In the present instance, the retirees receive their primary benefits from Medicare, and their secondary benefits from the HMO.3 Therefore, their HMO coverage continues beyond their eligibility for Medicare. Thus, the HMO may—but is not required to— exclude benefits covered by Medicare. However, if it does so, the HMO must adjust the premium accordingly.
But because the HMO is community-rated, the HMO must provide for a separate rate for Medicare beneficiaries where the contract provides reduced benefits when Medicare is primary. And in cases where the HMO does provide a separate rate for the Medicare beneficiaries, the HMO may only adjust the premium downward. See Circular Letter 16 (2002). However, there is no requirement under law that obligates an insurer to recognize Medicare beneficiaries as a discrete group, since the experience of either the community pool or a particular group should reflect the primacy of Medicare coverage for some insureds. See OGC Opinion dated February 8, 2005.

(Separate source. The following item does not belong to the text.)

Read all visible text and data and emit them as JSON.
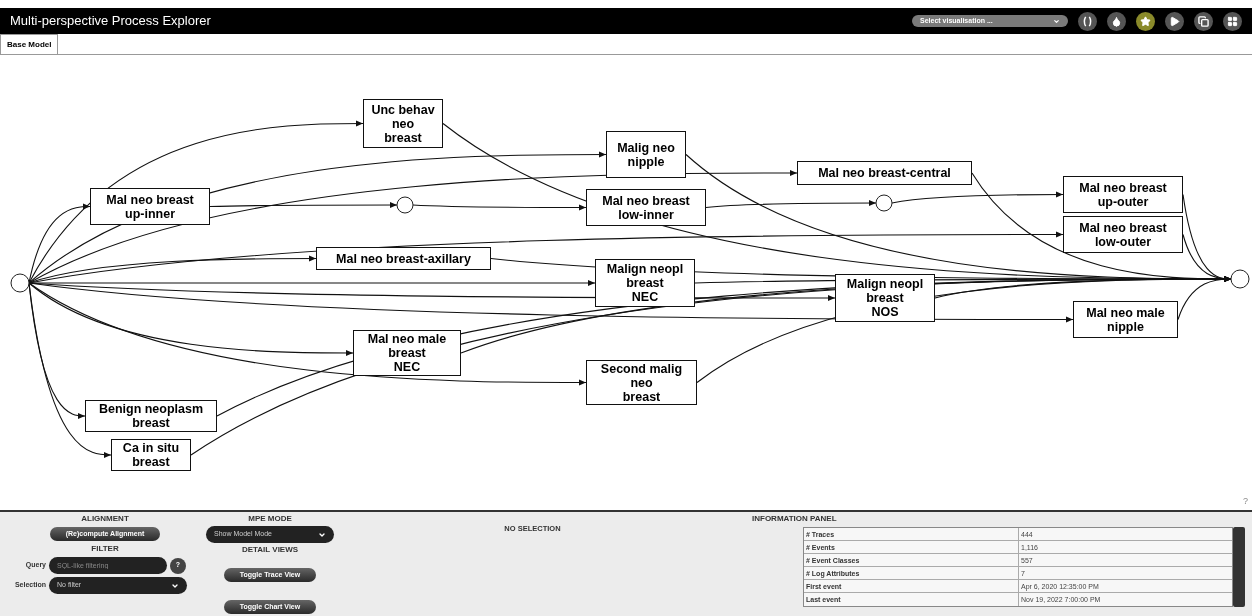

In sum, a community-rated HMO may not adjust without a new rate filing the rate of those members within the community that are Medicare eligible, because by definition all members within the community pay the same premium regardless of age, sex, health status, or occupation. However, the HMO may file a separate lower rate for Medicare beneficiaries where the HMO contract provides substantially reduced benefits on account of the fact that Medicare is primary.
For further information you may contact Senior Attorney Sapna S. Maloor at the New York City Office.
1 Although HMOs are primarily regulated by the New York State Department of Health, their subscriber contracts are regulated by the Insurance Department as if they were subscriber contracts of not-for-profit medical and dental indemnity, or health and hospital service corporations. See New York Public Health Law § 4406(1) (McKinney 2002 & Supp. 2008).
2 New York Comp. Codes R. & Reg. (“NYCRR”), tit. 10, § 98-1.5(e)(18), a New York State Department of Health regulation governing HMOs, also requires that HMO premiums be consistent with the principles of community rating.
3 Until 1980, Medicare was the primary benefit payer for its beneficiaries. Since then, legislative and regulatory changes have made Medicare secondary to employer group health plans of "working aged" beneficiaries aged 65 and older, and the secondary payer for beneficiaries aged 65 and older who have working spouses of any age with employer group health plan coverage. See 42 U.S.C. § 1395y(b) (2006); see also Circular Letter 3 (1987).